locarno
locarno

90Hz will cause heat ?

Note 9 was advertised ad gaming phone with Fortnite and pubg.

Gunter2
Gunter2

You prove a point @locarno. Fortnite and PUBG do indeed run perfectly on my S9 plus and probably even better on Note9, S10, and Note10 and certainly doesn’t need 90hz to look good. My sons Razer phone on the other hand got hot enough that he had to stop playing. Plus it didn’t look any better in my opinion. He started borrowing my phone to play sometimes. The ROG is better but he has some cooling fan attachment stuck on it when he plays. Unless you want to game all the time 90hz isn’t worth it, and if that’s what… Read more »

Gunter2
Gunter2

@locarno By the way I’m not saying that the 90hz screen itself is causing the heat directly, more likely it’s the processor having to run so fast and overclocking to drive the screen that’s actually causing the heat build up.

Bobbingalong
Bobbingalong

Not surprised that the normal note 10 is not mentioned with its low resolution offering

utvic99
utvic99

Tbh the screen of my S7 Edge on 1080p is well over good enough for me, probably most of the people as well since I’m but an average person who doesn’t see the point of spending $1100 on something marginally better than for example an S10 or even Note 9 and S9, all of which you can currently find at under $700

Gunter2
Gunter2

This will change when the next iPhone arrives, it always does. Even though the iPhone X had an older generation screen FROM SAMSUNG, it got a higher score than the S9. The reason they gave was about some calibration setting. Just like DXO Mark, companies pay to get this mark. It’s a lot of b.s to be honest.

kav946
kav946

And just like the camera.. maybe they continue to tweak the screens to improve them. The screens are largely evolutions from the previous screen, so it would make sense that they continue to make incremental steps forward.

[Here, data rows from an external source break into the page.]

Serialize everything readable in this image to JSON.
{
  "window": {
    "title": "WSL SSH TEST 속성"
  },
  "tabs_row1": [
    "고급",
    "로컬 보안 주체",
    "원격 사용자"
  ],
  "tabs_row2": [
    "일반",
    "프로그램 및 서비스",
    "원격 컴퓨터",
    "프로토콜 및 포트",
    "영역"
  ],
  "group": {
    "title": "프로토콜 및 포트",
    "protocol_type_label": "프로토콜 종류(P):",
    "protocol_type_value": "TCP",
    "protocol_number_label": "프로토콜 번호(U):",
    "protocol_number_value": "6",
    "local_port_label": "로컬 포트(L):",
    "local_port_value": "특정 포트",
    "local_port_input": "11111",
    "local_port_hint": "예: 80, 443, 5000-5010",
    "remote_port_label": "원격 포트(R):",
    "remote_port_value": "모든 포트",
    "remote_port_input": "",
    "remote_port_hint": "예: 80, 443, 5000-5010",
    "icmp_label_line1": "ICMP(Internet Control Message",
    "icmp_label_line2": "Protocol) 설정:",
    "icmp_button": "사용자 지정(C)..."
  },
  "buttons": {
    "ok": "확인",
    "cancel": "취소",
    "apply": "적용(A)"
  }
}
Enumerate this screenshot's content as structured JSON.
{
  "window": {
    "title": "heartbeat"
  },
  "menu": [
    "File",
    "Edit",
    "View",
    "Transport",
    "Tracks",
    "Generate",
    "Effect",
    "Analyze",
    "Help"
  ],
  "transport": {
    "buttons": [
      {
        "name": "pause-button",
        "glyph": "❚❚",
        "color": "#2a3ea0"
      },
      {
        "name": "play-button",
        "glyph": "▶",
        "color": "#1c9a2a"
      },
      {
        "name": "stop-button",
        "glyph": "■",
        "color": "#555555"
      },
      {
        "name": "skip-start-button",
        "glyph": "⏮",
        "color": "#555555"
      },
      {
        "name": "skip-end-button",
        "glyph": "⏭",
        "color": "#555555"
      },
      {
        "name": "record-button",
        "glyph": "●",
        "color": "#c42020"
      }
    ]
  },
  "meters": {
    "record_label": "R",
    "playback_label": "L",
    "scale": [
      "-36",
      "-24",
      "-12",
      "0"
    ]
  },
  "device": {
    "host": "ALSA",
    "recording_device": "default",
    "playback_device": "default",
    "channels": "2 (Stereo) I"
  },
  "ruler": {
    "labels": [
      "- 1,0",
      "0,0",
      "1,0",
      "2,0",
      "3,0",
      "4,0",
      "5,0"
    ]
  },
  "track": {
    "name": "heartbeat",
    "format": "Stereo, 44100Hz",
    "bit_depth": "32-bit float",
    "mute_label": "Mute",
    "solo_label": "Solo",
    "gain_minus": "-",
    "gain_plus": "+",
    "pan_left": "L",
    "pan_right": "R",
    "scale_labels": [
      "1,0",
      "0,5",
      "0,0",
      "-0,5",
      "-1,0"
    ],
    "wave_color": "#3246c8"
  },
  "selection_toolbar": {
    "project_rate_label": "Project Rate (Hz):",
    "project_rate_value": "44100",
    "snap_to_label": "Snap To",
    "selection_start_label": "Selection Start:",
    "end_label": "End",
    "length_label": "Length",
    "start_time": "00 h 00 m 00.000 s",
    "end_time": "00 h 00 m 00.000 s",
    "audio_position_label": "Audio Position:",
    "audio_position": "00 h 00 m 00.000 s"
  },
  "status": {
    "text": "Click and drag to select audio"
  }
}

Prove that they are buying the results, and you will be a nerd hero for months on twitter. It would be the biggest scandal since it was determined that they were faking benchmarks.

PookiePrancer
PookiePrancer

Actually, if memory serves, no phone actually beats Samsung’s own when you compare actual scores.

A lot of confusion comes from Display Mate awarding the “Highest A+ rating” or “Highest ever A+ rating.” All that means is that A+ is the highest rating; there is no actual number grade.

So the iPhone 11 will receive the “Highest A+” rating and people think: ooh, it’s better! Once you start digging into the scores for each category, you see the Samsung flagships dominate. Admittedly, the margins are tiny since they’re all Samsung displays, but still….

Gunter2
Gunter2

You’re actually rightl there, but 99% of people just read the headline, not the report.

london2tim
london2tim

what a surprise